A chance phone call from a man named Lyle, who is a member of the Kill Club, proves to be Libby’s somewhat salvation. The Kill Club is a club for people who are obsessed with murders, serial killers, violence, regular killers, and a wide variety of related subjects. She meets with the Kill Club and realizes that she can get them to pay her; the only caveat being that she has to dig into her brother Ben’s case and the murders of her family. Once she starts talking to people and answering the questions the Kill Club has for her, Libby starts questioning if what she thought she saw twenty five years ago was what actually happened. Did Ben really commit those heinous crimes? Or is someone else responsible. This book will have you sitting on the edge of your seat wondering what will happen next.
Dark Places was also made into a movie that came out in 2015 starring Charlize Theron as adult Libby Day. The library has this movie available in DVD and Blu-ray.
This book is also available in the following formats:

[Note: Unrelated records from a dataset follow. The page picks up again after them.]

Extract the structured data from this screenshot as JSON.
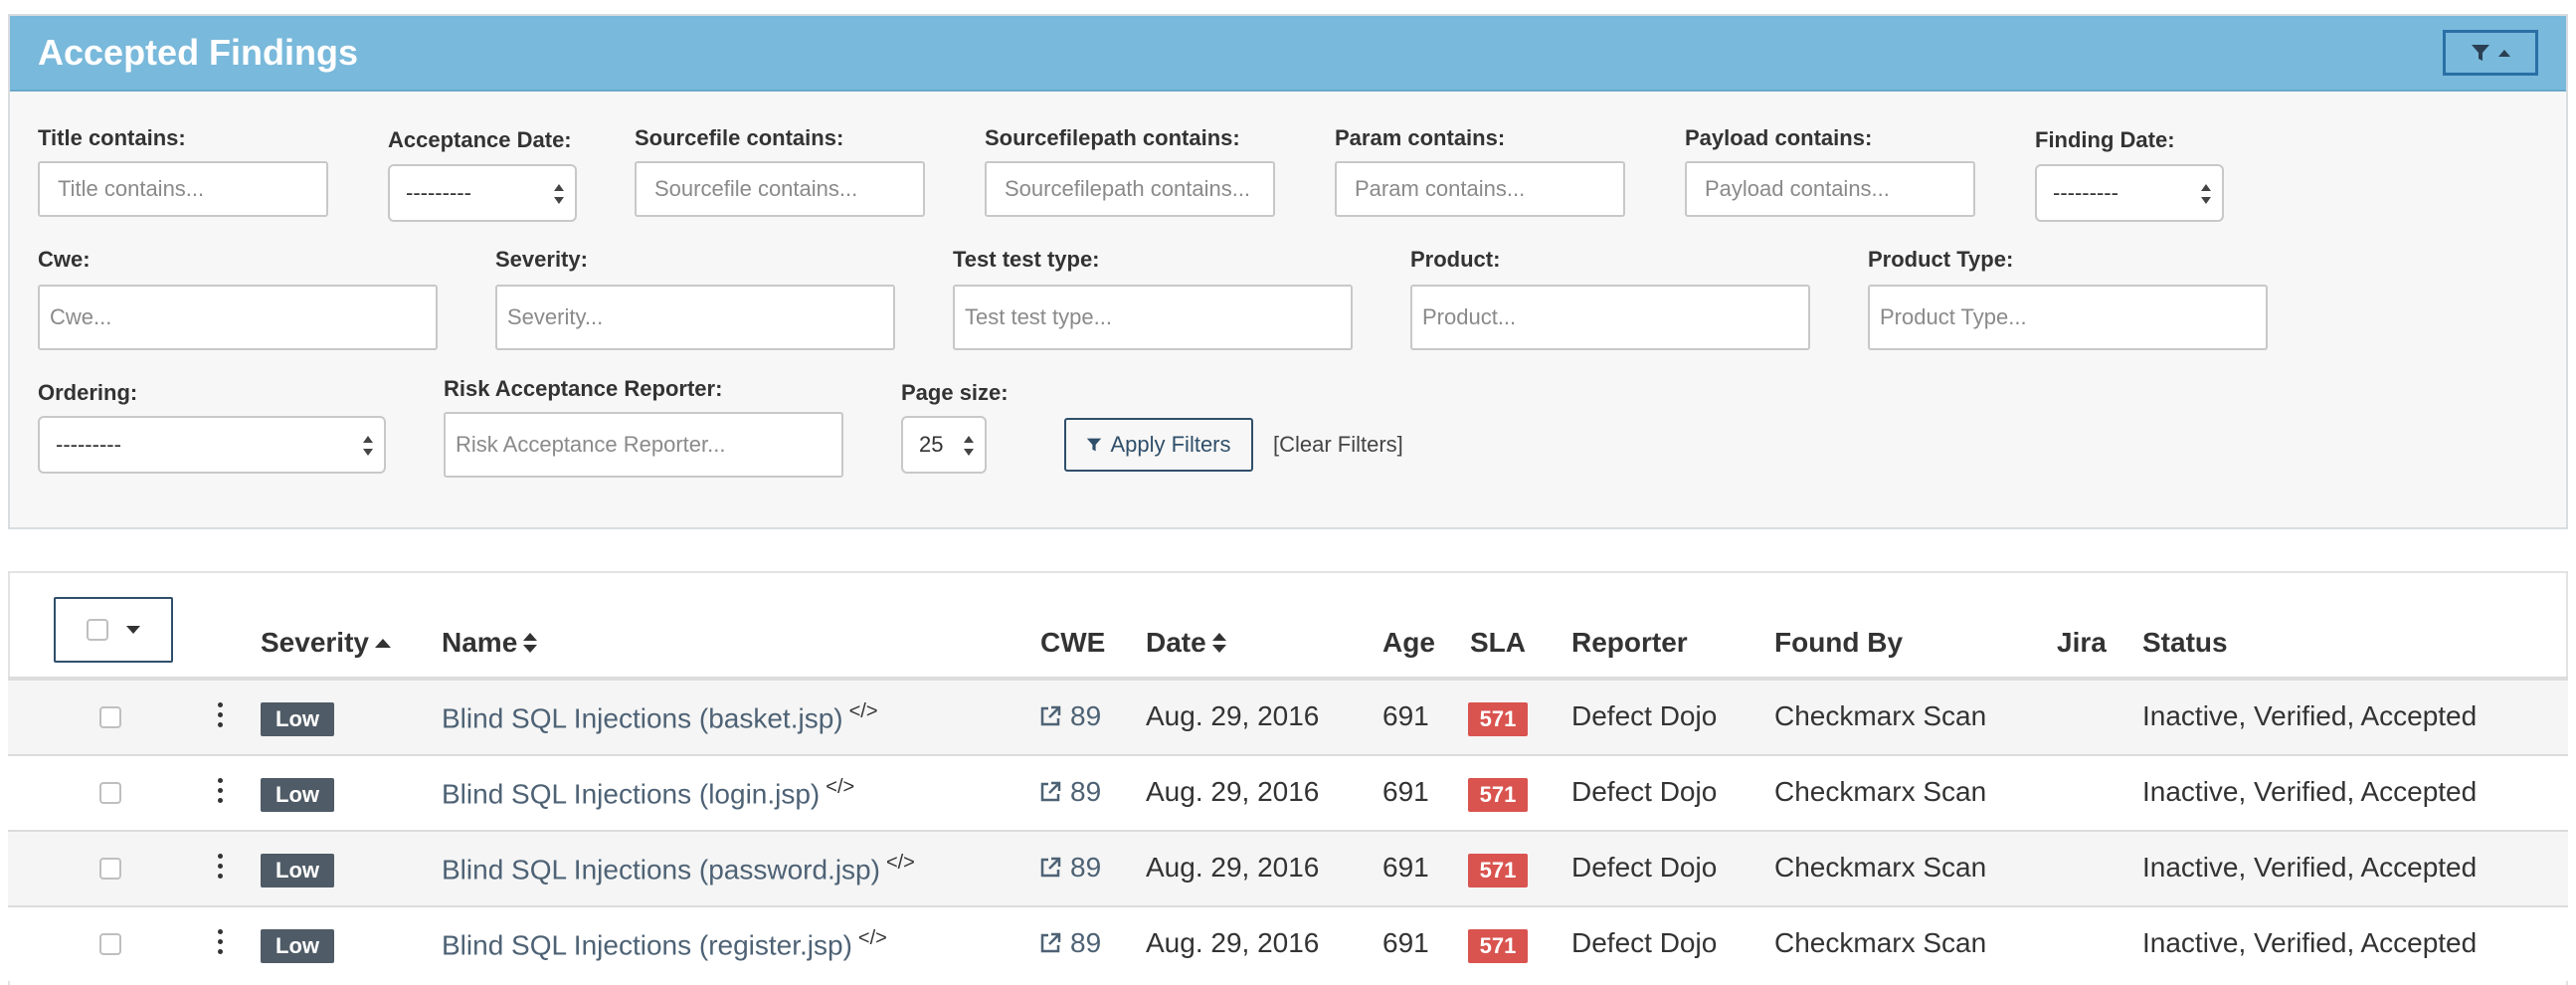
{
  "panel": {
    "title": "Accepted Findings",
    "toggle_icon": "filter-icon",
    "heading_color": "#79b9db"
  },
  "filters": {
    "title_contains": {
      "label": "Title contains:",
      "placeholder": "Title contains..."
    },
    "acceptance_date": {
      "label": "Acceptance Date:",
      "value": "---------"
    },
    "sourcefile_contains": {
      "label": "Sourcefile contains:",
      "placeholder": "Sourcefile contains..."
    },
    "sourcefilepath_contains": {
      "label": "Sourcefilepath contains:",
      "placeholder": "Sourcefilepath contains..."
    },
    "param_contains": {
      "label": "Param contains:",
      "placeholder": "Param contains..."
    },
    "payload_contains": {
      "label": "Payload contains:",
      "placeholder": "Payload contains..."
    },
    "finding_date": {
      "label": "Finding Date:",
      "value": "---------"
    },
    "cwe": {
      "label": "Cwe:",
      "placeholder": "Cwe..."
    },
    "severity": {
      "label": "Severity:",
      "placeholder": "Severity..."
    },
    "test_type": {
      "label": "Test test type:",
      "placeholder": "Test test type..."
    },
    "product": {
      "label": "Product:",
      "placeholder": "Product..."
    },
    "product_type": {
      "label": "Product Type:",
      "placeholder": "Product Type..."
    },
    "ordering": {
      "label": "Ordering:",
      "value": "---------"
    },
    "reporter": {
      "label": "Risk Acceptance Reporter:",
      "placeholder": "Risk Acceptance Reporter..."
    },
    "page_size": {
      "label": "Page size:",
      "value": "25"
    },
    "apply_label": "Apply Filters",
    "clear_label": "[Clear Filters]"
  },
  "table": {
    "headers": {
      "severity": "Severity",
      "name": "Name",
      "cwe": "CWE",
      "date": "Date",
      "age": "Age",
      "sla": "SLA",
      "reporter": "Reporter",
      "found_by": "Found By",
      "jira": "Jira",
      "status": "Status"
    },
    "rows": [
      {
        "severity": "Low",
        "name": "Blind SQL Injections (basket.jsp)",
        "cwe": "89",
        "date": "Aug. 29, 2016",
        "age": "691",
        "sla": "571",
        "reporter": "Defect Dojo",
        "found_by": "Checkmarx Scan",
        "status": "Inactive, Verified, Accepted"
      },
      {
        "severity": "Low",
        "name": "Blind SQL Injections (login.jsp)",
        "cwe": "89",
        "date": "Aug. 29, 2016",
        "age": "691",
        "sla": "571",
        "reporter": "Defect Dojo",
        "found_by": "Checkmarx Scan",
        "status": "Inactive, Verified, Accepted"
      },
      {
        "severity": "Low",
        "name": "Blind SQL Injections (password.jsp)",
        "cwe": "89",
        "date": "Aug. 29, 2016",
        "age": "691",
        "sla": "571",
        "reporter": "Defect Dojo",
        "found_by": "Checkmarx Scan",
        "status": "Inactive, Verified, Accepted"
      },
      {
        "severity": "Low",
        "name": "Blind SQL Injections (register.jsp)",
        "cwe": "89",
        "date": "Aug. 29, 2016",
        "age": "691",
        "sla": "571",
        "reporter": "Defect Dojo",
        "found_by": "Checkmarx Scan",
        "status": "Inactive, Verified, Accepted"
      }
    ],
    "severity_badge_color": "#4f5b66",
    "sla_badge_color": "#d9534f"
  }
}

Concussion, starring Will Smith, is based on the true story of American immigrant Dr. Bennet Omalu, a forensic neuropathologist, who is known for looking deeply into the autopsies he performs to learn more about why people died. Dr. Omalu wades through this dramatic thriller by making waves in the scientific community by discovering a brain injury that has the power to topple the NFL.
Running side-by-side with Omalu’s story is the story of several different NFL players experiencing trouble after their careers have ended. They display erratic behavior, aren’t themselves, and the people that they turn to for help seemingly have no idea what to do. When a pro football player shows up dead and Omalu has to do the autopsy, he discovers trauma that will change the NFL forever.
Dr. Omalu made the first discovery of CTE, chronic traumatic encephalopathy, a progressive degenerative disease found in people who have a history of repetitive brain damage. After paying for tests out of his own pocket for various football players, Omalu discovers that this traumatic brain injury is something that more football players will suffer from and that they should all be made aware of CTE. After publishing a paper with his findings, Omalu begins fighting for the concussion truth to be heard. He finds major pushback from both the NFL and the public with threatening phone calls to his house, visits from the FBI, and other doctors dismissing his findings among just some of the threats. The National Football League works to quiet Omalu’s findings, something that he simply cannot allow. This movie follows Omalu’s journey to make the NFL acknowledge CTE and the incredible uphill battle he faces to make the public believe his findings.
This movie is based on a book Concussion by Jeanne Marie Laskas.